In 2016, women made up 47 percent of the American labor force, but only 29 percent of the manufacturing workforce, according to a survey conducted by The Manufacturing Institute, APICS and Deloitte.
"Many women don't realize the possibilities for personal and professional satisfaction and a stable career in the manufacturing industry," says Julie Davis, Association of Equipment Manufacturing director of workforce development. "Women who need to reposition their post COVID-19 careers should step forward into manufacturing."
Reasons for women to consider a career in manufacturing include:
- Financial: Wages for women in manufacturing tend to exceed those paid in traditional female-filled positions.
- Educational: Money is available from many businesses for retraining women for manufacturing jobs. Given the job losses many women have experienced in industries hurt by the ongoing coronavirus pandemic, such as the restaurant, hospitality, and other service industries, the manufacturing industry offers an opportunity to learn new skills and embark on a new and sustainable career path.
- Practical. Many manufacturing jobs that used to demand more in terms of size and strength no longer apply; the adoption of technology means new, high-tech jobs that level the playing field for male and female employees.
- Inclusive. The manufacturing industry is committed to diversity and inclusion. For example, safety equipment is now available in women's sizes to reflect the changing demographics of the industry and desire to reach out to women about the benefits of manufacturing careers. Apprenticeship programs are available across the United States to help women enter the manufacturing industry and to provide solidarity and support with other women professionals in the field.
The Association of Equipment Manufacturers (AEM), an organization dedicated to supporting North America's manufacturers of construction and agricultural equipment, offers four tips for women who want to explore careers in manufacturing:
- Look locally. Investigate which manufacturing facilities are located in your area, and check out their job listings and training opportunities.
- Look nationally. Get support for your job search by connecting with the National Center for Women's Equity in Apprenticeship and Employment.
- Look for help. A local job center may have leads on jobs and training, and also may be able to provide child care, housing, or other support for women while they participate in training programs.

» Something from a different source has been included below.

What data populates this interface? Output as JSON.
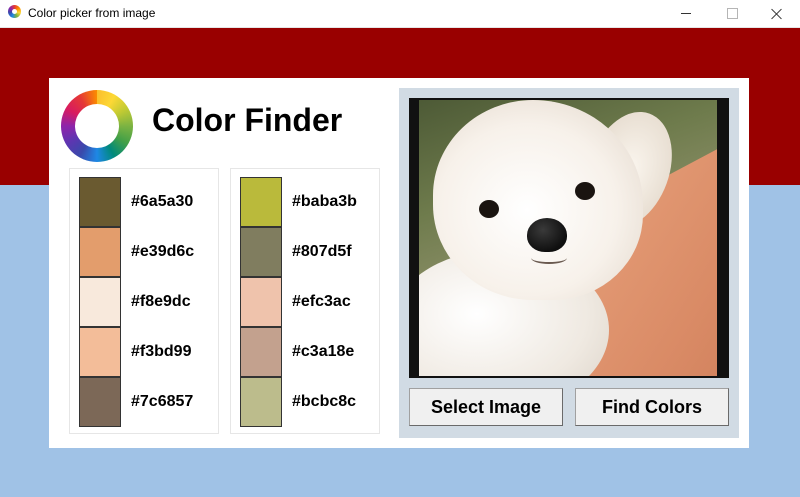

- Look online. AEM offers an online toolkit at www.aem.org/workforce-solutions#toolkit for more information about the potential for success in a manufacturing career.